The view from the stands, the couch and the computer screen is apparently clear: It's Derek Shelton's fault.
All of it.
The first-year hitting coach's alleged inadequacies are the reason for the Rays' extended offensive slump, as well as the sluggish economy, the traffic, the weather, the poor service at the local restaurant and your significant other's headache.
First, you should know Shelton, who has lived in the bay area a dozen years, is glad Rays fans now care so much. Second, you should know he doesn't really care what's being said about him.
"If they want to blame me, that's fine," Shelton says. "I'd rather they blame me than (the players)."

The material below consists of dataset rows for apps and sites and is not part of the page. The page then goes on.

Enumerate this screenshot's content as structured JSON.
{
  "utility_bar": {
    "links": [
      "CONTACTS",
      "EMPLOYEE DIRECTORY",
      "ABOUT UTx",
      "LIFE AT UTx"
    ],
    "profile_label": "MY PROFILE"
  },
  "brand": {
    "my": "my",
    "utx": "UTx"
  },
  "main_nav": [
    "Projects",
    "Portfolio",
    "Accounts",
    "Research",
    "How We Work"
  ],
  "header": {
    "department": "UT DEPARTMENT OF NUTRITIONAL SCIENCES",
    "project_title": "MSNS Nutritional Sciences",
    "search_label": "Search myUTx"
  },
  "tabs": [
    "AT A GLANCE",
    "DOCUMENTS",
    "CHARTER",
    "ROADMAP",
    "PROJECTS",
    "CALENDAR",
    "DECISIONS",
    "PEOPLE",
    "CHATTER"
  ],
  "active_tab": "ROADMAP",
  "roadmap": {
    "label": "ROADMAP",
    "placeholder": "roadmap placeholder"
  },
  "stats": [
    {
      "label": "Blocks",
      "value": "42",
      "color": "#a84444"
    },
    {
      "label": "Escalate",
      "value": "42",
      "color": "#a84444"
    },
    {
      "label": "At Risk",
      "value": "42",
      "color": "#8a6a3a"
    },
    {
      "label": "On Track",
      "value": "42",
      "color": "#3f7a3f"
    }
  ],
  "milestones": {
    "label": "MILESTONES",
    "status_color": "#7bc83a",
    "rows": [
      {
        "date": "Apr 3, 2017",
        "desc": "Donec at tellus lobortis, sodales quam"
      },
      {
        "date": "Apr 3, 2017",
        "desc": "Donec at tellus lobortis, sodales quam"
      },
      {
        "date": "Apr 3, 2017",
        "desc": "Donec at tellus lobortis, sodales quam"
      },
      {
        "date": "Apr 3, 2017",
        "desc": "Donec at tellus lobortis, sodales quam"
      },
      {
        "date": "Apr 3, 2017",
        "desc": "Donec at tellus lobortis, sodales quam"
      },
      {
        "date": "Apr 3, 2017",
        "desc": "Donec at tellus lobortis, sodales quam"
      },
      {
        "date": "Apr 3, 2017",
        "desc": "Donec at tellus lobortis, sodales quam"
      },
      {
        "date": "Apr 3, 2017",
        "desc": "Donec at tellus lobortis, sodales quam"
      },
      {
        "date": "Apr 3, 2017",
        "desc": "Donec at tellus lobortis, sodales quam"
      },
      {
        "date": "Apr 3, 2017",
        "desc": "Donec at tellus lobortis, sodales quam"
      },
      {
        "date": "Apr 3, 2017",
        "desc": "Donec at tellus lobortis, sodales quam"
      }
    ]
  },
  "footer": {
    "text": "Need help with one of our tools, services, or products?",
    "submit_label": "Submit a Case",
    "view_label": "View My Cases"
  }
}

The way Shelton sees it, things are not nearly as bad as they appear from the outside.
He considers the ongoing lack of offense another of those "funks" teams — all teams — go through during a 162-game season.
He is concerned at how much the Rays strike out (924 times, first in the AL, third in MLB), but not as much since they also walk a lot (482, first in MLB).
And though having the team hit .251 (23rd in MLB) and six players under .240 isn't good, Shelton said batting average isn't as good a gauge as on-base percentage, runs created (and scored) and slugging percentage. Also, working good at-bats, getting deeper into opposing bullpens, etc.
He points to the Rays ranking third in the majors with 578 runs (4.98 per game). And, oh yeah, being second with 70 wins.
"As long as we win, I'm not really concerned about it," Shelton said. "If we win 1-0 from here on out, I'm happy."
And how much does manager Joe Maddon blame Shelton for the lack of offense?
"Zero, zilch, nada, negative, negative 10," Maddon said. "That is so wrong.
"Absolutely everybody was very pleased in the beginning of the year when we were kicking butt, we were scoring, we were driving in runs at a ridiculous pace. And all of a sudden we stopped doing that, and so all the stuff he was teaching at the beginning of the year that was working, now he's forgotten all that? Was that all wrong? Of course not. … We, individually, have to do better."